_RECORD EXTRACTS_.

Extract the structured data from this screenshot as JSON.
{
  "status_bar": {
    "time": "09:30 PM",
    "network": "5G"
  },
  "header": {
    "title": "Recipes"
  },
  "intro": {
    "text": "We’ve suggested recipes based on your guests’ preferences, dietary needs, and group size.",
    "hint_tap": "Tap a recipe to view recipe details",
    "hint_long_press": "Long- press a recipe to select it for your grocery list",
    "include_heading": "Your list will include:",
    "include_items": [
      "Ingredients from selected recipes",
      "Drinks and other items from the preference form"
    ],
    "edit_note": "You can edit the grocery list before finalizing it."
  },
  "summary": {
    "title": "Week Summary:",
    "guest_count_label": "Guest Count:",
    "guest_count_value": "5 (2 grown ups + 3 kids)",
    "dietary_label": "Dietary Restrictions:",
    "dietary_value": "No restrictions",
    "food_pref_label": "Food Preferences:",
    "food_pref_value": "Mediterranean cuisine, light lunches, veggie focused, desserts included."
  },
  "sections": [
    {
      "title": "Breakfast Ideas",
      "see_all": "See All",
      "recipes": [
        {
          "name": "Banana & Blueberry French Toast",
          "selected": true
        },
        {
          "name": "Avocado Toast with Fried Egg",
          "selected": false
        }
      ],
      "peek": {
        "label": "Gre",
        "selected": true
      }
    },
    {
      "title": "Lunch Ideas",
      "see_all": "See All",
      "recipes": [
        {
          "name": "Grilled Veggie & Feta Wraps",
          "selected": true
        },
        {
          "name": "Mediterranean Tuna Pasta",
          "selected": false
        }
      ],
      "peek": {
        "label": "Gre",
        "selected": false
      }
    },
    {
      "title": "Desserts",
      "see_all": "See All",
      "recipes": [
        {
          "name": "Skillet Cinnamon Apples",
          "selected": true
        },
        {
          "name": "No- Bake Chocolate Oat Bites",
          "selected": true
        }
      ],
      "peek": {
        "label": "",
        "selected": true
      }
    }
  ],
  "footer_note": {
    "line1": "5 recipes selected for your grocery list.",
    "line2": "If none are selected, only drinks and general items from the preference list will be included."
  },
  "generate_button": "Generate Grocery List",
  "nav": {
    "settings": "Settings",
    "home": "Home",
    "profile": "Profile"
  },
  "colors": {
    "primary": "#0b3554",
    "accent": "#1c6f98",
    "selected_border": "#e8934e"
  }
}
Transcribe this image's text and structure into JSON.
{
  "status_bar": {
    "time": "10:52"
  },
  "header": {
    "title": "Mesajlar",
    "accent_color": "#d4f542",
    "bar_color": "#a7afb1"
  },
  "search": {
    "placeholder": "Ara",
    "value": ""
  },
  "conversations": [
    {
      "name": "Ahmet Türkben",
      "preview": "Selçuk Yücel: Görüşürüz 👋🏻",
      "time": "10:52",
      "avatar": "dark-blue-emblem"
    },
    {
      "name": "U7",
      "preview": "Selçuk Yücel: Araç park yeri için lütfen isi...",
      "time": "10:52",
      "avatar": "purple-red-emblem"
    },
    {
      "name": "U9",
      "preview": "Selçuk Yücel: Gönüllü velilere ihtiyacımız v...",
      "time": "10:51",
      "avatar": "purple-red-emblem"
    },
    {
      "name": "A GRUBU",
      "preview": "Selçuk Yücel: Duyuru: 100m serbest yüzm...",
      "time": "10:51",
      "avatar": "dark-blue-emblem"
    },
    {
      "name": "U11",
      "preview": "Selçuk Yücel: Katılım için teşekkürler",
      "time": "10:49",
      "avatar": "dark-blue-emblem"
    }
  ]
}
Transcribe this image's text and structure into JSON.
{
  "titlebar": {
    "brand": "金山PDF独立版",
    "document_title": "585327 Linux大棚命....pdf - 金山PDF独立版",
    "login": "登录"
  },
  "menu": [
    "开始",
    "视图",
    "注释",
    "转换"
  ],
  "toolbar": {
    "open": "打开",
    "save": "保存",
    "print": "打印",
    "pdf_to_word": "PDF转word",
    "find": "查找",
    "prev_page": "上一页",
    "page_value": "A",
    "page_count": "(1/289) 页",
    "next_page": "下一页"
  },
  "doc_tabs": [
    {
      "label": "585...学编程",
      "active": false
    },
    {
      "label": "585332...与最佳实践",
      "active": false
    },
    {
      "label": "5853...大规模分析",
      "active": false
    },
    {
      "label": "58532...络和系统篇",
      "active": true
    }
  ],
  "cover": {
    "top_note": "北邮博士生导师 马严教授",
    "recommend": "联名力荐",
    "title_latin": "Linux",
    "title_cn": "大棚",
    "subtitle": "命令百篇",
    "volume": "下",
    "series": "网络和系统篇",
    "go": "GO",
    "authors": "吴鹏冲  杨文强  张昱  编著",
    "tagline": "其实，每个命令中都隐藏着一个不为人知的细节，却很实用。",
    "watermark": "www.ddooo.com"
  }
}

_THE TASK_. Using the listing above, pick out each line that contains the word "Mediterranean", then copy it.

_TASK ANSWER_.
    "food_pref_value": "Mediterranean cuisine, light lunches, veggie focused, desserts included."
          "name": "Mediterranean Tuna Pasta",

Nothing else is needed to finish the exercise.